## WHAT IS EXPECTED
Only lines containing the string "body" belong in the answer; find them in the records and copy them.

[Opening PROVIDED RECORDS section]

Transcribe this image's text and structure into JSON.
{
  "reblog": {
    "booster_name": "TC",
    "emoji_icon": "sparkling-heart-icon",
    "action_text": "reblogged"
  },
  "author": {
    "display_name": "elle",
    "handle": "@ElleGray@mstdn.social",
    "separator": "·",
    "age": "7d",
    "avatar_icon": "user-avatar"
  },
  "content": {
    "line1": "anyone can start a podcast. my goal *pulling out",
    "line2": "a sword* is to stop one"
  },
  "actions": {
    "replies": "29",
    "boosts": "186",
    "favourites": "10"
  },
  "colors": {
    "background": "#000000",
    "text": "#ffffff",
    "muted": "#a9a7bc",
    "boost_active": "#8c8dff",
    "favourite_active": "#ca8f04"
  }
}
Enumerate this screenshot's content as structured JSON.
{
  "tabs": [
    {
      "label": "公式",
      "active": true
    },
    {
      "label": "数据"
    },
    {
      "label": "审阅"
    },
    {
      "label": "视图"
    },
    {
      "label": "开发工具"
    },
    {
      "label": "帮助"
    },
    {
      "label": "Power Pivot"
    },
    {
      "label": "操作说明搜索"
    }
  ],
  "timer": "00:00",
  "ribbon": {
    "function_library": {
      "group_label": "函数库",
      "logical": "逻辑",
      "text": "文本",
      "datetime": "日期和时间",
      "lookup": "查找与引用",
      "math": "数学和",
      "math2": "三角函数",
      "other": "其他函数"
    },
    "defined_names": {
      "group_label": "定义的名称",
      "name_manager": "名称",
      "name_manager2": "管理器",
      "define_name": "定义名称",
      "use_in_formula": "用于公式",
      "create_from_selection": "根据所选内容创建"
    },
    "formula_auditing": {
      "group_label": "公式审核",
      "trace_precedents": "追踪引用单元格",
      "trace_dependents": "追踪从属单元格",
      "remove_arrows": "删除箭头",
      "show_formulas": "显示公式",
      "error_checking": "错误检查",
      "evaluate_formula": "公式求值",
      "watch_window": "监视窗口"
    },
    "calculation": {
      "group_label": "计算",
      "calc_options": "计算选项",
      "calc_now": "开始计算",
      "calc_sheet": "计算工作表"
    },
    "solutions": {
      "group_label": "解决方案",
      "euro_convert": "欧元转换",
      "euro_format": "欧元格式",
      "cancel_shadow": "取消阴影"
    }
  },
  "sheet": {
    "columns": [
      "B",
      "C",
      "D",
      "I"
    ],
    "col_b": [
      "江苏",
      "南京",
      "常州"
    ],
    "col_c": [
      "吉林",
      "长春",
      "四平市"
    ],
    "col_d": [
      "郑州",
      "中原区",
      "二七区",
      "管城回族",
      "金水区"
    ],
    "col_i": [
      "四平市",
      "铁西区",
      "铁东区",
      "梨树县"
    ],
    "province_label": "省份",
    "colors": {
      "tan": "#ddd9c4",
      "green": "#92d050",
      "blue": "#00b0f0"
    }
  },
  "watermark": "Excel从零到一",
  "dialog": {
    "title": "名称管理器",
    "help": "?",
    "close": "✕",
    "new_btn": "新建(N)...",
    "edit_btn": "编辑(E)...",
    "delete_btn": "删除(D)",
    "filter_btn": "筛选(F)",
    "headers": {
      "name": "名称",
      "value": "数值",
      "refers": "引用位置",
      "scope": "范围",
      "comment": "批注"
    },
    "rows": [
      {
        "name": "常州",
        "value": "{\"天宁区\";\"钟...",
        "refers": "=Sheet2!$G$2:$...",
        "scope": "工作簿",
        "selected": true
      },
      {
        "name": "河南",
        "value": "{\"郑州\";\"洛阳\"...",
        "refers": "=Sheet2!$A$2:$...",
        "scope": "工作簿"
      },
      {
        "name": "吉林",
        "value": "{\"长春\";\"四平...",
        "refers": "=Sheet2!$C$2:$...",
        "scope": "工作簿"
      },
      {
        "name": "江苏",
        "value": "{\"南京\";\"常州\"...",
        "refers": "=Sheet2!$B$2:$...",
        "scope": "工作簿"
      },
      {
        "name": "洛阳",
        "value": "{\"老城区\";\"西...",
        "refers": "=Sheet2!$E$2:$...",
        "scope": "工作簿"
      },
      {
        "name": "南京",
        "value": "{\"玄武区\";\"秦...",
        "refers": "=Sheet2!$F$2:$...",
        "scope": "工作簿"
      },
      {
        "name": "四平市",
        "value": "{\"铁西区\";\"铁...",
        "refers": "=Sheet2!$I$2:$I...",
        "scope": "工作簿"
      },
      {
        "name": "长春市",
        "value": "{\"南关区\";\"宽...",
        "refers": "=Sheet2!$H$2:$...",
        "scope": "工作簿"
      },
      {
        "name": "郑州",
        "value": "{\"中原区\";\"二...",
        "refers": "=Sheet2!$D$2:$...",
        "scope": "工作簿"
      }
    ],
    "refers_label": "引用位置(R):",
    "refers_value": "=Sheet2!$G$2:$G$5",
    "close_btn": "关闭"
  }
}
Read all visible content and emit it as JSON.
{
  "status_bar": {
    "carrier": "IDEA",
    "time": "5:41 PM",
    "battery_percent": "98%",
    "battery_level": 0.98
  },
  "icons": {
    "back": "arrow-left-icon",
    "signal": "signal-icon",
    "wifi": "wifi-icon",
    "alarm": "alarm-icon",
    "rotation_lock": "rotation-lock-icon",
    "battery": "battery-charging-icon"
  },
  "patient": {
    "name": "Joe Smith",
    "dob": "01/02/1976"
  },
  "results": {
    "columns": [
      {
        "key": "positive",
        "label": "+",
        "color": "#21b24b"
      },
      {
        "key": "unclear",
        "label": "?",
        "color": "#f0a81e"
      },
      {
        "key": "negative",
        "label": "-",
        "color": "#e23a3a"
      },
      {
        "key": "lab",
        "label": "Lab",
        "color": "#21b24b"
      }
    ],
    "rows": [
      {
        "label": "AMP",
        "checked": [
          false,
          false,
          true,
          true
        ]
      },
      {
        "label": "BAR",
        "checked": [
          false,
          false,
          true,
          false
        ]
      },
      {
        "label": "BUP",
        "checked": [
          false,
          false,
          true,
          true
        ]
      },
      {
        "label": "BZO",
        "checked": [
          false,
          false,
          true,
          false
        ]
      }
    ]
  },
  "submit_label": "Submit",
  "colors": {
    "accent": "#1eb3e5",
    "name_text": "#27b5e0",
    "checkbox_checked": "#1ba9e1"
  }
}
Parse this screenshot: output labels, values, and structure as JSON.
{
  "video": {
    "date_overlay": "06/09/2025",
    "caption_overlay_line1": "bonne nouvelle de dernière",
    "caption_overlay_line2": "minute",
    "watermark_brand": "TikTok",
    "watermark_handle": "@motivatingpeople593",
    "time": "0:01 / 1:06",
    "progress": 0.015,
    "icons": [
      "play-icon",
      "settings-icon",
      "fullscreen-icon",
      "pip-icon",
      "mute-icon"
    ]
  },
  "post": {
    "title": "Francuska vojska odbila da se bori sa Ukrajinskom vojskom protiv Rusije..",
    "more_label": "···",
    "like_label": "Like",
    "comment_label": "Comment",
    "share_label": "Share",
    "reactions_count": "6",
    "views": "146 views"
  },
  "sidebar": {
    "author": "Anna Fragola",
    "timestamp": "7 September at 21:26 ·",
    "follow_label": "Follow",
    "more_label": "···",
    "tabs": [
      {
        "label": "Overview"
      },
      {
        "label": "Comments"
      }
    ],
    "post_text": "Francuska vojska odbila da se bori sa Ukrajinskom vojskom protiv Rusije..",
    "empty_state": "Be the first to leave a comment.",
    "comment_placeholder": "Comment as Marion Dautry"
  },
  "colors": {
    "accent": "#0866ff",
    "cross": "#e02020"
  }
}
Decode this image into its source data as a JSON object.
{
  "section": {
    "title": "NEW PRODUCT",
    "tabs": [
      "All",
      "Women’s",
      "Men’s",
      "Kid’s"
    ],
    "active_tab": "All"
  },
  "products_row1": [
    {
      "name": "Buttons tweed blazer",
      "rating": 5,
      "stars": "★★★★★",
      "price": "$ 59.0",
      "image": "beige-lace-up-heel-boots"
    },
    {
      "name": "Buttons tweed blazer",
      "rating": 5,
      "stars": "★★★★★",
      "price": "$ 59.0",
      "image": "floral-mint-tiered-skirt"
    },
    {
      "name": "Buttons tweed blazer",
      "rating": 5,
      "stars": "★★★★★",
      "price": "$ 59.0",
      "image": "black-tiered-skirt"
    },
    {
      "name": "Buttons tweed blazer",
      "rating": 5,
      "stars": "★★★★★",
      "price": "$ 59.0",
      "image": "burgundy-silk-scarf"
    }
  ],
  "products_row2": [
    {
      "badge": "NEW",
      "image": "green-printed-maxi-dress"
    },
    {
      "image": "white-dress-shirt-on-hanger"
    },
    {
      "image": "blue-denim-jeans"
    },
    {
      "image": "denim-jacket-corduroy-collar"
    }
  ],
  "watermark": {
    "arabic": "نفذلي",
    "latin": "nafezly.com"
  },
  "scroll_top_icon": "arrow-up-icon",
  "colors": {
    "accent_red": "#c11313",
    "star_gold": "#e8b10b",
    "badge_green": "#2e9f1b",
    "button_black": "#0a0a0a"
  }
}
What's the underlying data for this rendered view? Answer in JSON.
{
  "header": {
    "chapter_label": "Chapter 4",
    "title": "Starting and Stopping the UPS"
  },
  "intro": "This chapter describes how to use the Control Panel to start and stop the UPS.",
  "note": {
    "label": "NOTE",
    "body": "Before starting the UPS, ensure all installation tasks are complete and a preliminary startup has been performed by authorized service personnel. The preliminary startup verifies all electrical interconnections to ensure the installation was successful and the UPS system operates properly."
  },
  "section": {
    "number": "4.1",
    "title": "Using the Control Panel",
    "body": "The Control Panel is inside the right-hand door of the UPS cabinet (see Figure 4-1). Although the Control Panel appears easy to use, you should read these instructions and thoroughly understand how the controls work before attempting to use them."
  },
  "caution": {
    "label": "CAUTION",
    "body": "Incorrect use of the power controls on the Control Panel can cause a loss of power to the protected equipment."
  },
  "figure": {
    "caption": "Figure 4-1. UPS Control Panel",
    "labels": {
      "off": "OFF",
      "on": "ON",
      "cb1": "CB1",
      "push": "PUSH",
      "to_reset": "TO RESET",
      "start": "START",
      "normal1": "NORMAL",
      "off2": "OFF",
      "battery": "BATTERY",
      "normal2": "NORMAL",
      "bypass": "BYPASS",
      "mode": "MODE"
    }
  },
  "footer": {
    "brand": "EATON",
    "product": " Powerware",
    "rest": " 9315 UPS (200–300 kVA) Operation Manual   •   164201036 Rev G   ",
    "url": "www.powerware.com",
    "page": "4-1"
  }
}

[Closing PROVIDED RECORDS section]

## ANSWER FOR THIS EXERCISE
    "body": "Before starting the UPS, ensure all installation tasks are complete and a preliminary startup has been performed by authorized service personnel. The preliminary startup verifies all electrical interconnections to ensure the installation was successful and the UPS system operates properly."
    "body": "The Control Panel is inside the right-hand door of the UPS cabinet (see Figure 4-1). Although the Control Panel appears easy to use, you should read these instructions and thoroughly understand how the controls work before attempting to use them."
    "body": "Incorrect use of the power controls on the Control Panel can cause a loss of power to the protected equipment."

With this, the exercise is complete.